I didn’t have a lot of friends as a kid, for reasons that will become clear in the next sentence. I was, to put it gently, an indoor kid, the kind of child who was convinced I was dying when my heart sped up during soccer practice. I mostly saw my clumsy, dumb human body as a mere vessel for my frenzied imagination, which was my favorite place to hang out. When I discovered the first iteration of The Sims, a PC game wherein I was allowed to build fake people and move them into fake homes and make them do whatever I wanted, I made the final transition into a brain in a vat. No longer did I have to attempt to socialize with the girls at school who made fun of my enthusiasm for the Sweet Valley High series. I’d sit in front of my parent’s blocky, hot-to-the-touch Dell monitor, gleefully losing myself inside the Simulation.
But after a few rounds of feeding my Sims, encouraging them to bathe on a regular basis, directing them to the bathroom when they began clutching their groins and hopping up and down, pairing them up with their attractive neighbors, instructing them to “woo-hoo,” impregnating them, and helping them raise a baby in a nurturing environment, I became bored with their happiness. The game really only became interesting when the Sims were despondent. I started creating elaborate story lines involving affairs, divorce, incest, murder, arson, demented landscaping, pools without ladders, and excruciating home décor. My real life was dull and predictable; I wanted to imagine what it would be like to have a life full of chaos and supernatural visitations. Drunk with power and control for the first time in my short life, I was no longer interested in world-building, only world-destroying, the Thanos of my parents’ sluggish PC.

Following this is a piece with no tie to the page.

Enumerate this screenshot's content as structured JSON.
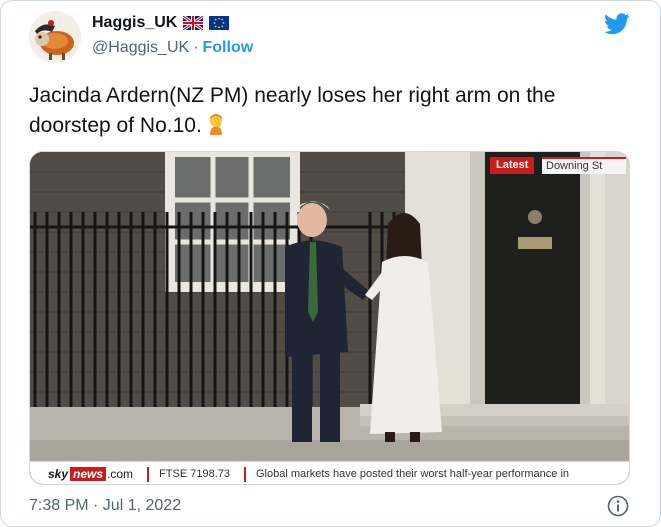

Eventually, I became scientifically interested in tequila and grew out of The Sims. But as I grew away from my Sims, The Sims only grew stronger, becoming the most successful PC-gaming franchise ever, with expansion packs, sequels, and hundreds of millions of copies sold to control-freak children and adults alike. So The Sims were still there, patiently waiting for me, when it came time to quarantine. When I redownloaded the game, I assumed it’d be business as usual for me and my made-up friends: drownings, self-immolation, incontinence. But I realized that as the world around me fell to shit, what I really wanted was simulated quotidian life.
The first thing I did, almost without thinking about it, was re-create my entire family, whom I haven’t seen since December. I built my dad from the ground up, complete with his little gardening shoes and his love of classical music. I put my mom in a green fleece and leggings, imagining her heading off for a run and coming back with a random knickknack she’d picked up at an estate sale. I dressed my 17-year-old sister in a big, cozy sweatshirt and gave her the musical talent and extreme self-assurance she has in real life. My younger brother, who lives far away, in Berlin, got a strong dose of his real-life counterpart’s “outgoing demeanor” and a “love of nature.” And my other sister got her love of space. I even made myself, except hotter.
Then I rebuilt my childhood home in suburban Chicago, where my parents still live, and where they receive daily text messages from me alternating in tone from “desperately sad” to “vibrating with fear” to “rude,” because I’m terrified that I can’t do anything to keep them safe right now other than bully them from across the country. I got frustrated when I couldn’t find the right windows to look out onto my dad’s sweet fledgling vegetable patch. I gave up on finding a duplicate of our old Oriental rug. I did not leave enough room for the big, beautiful tree that a tiny tornado knocked down in our front yard years ago. But I carefully laid out each room to the best of my memory: our overstuffed living-room bookshelves, my mom’s cluttered office, my sister’s 12,000 wet towels strewn about the bathroom, the family room where sometimes we sit and play the piano and sing Ariana Grande’s “Honeymoon Avenue,” a song about how a relationship is like a car.
On March 22, as Governor Cuomo asked New York City to go on “pause,” I moved my family into their house. I watched them approach each other, begin to joke and laugh. At one point, my Sim dad hugged my Sim sister. I felt a sharp, brief pain in my chest, wondering when I’d be able to hug my real dad again. I can’t cook at all in real life, but my Sim made my family a nice little meal and we all ate it together around our dining-room table, chatting cheerfully about the weather. And when my family got tired, I gently directed them all to their bedrooms, where they climbed safely into their beds and went to sleep.